It is a bad idea to sell, transfer, or otherwise make changes to your property during a divorce. It may be tempting to move or sell assets, but doing this would reflect badly on you and can ultimately result in an unfavorable judgment.
Most states will prohibit these actions after a divorce has been filed, but even if they occur suspiciously close to divorce filings, that could still be enough for a judge to nullify any asset movement and put them back in the realm of community property.
One thing you can do is liquidate some assets in order to create enough cash to carry you through the divorce.
That does not mean you will get to keep all of it or that it is in any way protected from being considered community property, but ensuring that you have enough money on hand to pay for attorneys, rent, mortgages, and other debts during this time will ease a lot of stress. You just need to be transparent about it.
For most people, it would be unthinkable to use children to leverage a spouse for financial gain. Unfortunately, during high-asset divorces, it is not uncommon to see this done.
Agreeing to custody terms should be one of the first things done after a divorce is filed. The longer you wait to come up with a legally binding agreement, the higher the chance that your children can be used against you later on when the issue of asset division is at hand.
Even though you may want to move out as soon as possible, for both financial and emotional reasons, doing so without a binding custody agreement could end up backfiring since opposing counsel can frame this as you not being serious about raising your children (and some judges might agree).
If your spouse is being stubborn and will not agree to fair terms, you can file a request to get a temporary custody order in place.
High-net-worth individuals generally have multiple sources of income, and those sources of income may be quite variable from one month or year to the next.
For example, if you own several businesses, and some of those businesses are seasonal, you may earn the majority of your income in only a few months each year. Profit distribution needs to be taken into account, including when and how that occurs.
For C-suite individuals and other executive positions, the majority of income may be in the form of a bonus, stock options, or commissions. Many executives also have other forms of untaxed “income,” like car or expense allowances.
If you run your own business, you might use your business to pay some personal expenses, which may be considered income by some judges.
Most high-net-worth individuals have some form of passive income, including:
- Interest from investments
- Income from rental properties
- Royalties from intellectual property
This must also be taken into account during a high-net-worth divorce.
The Julian Firm offers personal attention to people in need of family law attorneys in
Flower Mound, TX and the surrounding cities.
If you need help with a family law matter like divorce, Jared Julian can help — he has
been helping families for more than a decade and is also a licensed mediator.
This makes him a professional in settling family disputes.
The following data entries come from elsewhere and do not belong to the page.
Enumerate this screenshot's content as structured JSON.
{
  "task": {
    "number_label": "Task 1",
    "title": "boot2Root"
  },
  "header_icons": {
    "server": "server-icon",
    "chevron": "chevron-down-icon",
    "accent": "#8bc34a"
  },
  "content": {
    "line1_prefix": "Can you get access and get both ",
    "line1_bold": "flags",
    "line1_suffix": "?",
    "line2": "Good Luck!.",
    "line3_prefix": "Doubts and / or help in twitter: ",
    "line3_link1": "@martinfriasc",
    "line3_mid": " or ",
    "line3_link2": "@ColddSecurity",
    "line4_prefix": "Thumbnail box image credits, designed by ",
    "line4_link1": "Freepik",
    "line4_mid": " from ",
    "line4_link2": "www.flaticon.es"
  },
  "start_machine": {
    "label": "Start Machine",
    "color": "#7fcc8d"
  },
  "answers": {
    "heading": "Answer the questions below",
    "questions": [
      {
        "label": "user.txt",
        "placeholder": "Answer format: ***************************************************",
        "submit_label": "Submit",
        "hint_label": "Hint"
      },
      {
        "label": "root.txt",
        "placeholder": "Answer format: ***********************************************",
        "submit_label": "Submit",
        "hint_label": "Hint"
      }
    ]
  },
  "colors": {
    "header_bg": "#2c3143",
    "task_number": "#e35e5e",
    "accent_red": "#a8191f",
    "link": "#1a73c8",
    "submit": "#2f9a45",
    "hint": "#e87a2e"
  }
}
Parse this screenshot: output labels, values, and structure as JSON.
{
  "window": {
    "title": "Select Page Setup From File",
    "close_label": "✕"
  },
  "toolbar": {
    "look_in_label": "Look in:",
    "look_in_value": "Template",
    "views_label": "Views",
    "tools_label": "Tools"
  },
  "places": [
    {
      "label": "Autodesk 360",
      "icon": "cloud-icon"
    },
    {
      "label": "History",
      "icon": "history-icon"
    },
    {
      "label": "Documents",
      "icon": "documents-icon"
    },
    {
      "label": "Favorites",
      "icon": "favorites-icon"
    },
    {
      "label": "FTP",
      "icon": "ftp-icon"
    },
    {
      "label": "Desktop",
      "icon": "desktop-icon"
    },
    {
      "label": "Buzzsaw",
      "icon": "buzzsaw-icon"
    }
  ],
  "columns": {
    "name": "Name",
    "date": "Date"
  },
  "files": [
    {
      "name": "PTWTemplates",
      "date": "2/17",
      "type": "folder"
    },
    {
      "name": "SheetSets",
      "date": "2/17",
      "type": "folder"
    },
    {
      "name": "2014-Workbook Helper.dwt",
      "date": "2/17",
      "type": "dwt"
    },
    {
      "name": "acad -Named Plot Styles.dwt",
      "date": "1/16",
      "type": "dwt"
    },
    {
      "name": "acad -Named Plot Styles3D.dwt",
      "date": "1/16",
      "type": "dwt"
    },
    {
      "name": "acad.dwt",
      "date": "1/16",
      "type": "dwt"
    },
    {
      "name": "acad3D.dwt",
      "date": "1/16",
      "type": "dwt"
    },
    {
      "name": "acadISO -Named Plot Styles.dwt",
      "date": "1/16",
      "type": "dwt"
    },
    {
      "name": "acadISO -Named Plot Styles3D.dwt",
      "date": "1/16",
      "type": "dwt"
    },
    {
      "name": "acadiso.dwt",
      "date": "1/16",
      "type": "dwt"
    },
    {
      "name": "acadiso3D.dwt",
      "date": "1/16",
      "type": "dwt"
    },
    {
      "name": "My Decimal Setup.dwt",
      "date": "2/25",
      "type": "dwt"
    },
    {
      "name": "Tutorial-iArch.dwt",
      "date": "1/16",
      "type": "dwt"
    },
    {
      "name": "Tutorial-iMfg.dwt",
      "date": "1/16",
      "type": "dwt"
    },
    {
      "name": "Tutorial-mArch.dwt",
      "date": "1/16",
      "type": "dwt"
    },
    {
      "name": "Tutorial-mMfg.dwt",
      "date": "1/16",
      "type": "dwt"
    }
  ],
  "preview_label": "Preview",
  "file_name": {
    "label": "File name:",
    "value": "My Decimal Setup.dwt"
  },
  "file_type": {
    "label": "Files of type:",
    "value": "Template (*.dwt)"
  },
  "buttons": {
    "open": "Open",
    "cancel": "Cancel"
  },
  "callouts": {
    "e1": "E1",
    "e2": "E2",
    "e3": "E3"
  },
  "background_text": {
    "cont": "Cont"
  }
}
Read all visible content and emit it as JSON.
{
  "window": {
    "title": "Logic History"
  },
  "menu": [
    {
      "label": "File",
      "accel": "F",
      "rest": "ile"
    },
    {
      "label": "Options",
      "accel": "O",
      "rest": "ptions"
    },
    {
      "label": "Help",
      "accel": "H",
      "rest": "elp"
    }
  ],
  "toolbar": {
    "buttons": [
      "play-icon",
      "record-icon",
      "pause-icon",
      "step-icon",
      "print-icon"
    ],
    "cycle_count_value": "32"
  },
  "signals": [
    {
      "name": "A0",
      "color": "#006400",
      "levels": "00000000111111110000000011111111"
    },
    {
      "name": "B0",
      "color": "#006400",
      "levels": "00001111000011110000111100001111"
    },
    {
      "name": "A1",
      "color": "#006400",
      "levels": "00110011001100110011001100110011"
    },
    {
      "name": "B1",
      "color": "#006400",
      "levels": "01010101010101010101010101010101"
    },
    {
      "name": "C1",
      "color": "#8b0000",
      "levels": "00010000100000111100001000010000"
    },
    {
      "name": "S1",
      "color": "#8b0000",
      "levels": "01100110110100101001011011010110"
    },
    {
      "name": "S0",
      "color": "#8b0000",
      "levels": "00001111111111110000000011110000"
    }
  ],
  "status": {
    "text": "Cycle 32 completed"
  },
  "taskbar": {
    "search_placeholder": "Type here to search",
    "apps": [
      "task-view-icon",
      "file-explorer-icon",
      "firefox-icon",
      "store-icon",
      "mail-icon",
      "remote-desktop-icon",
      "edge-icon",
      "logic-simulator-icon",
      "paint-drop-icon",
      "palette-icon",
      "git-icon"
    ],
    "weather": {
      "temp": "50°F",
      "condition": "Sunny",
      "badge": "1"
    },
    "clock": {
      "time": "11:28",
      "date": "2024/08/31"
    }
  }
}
As an experienced family
mediator, he listens to both sides and makes an informed decision that is in the best
interests of all parties.
Mr. Julian and his team of experienced family law attorneys are available for a consult.
Contact us today.
When faced with a heated situation such as the dissolution of a marriage, call a lawyer
with compassion, knowledge, and experience with the legal system.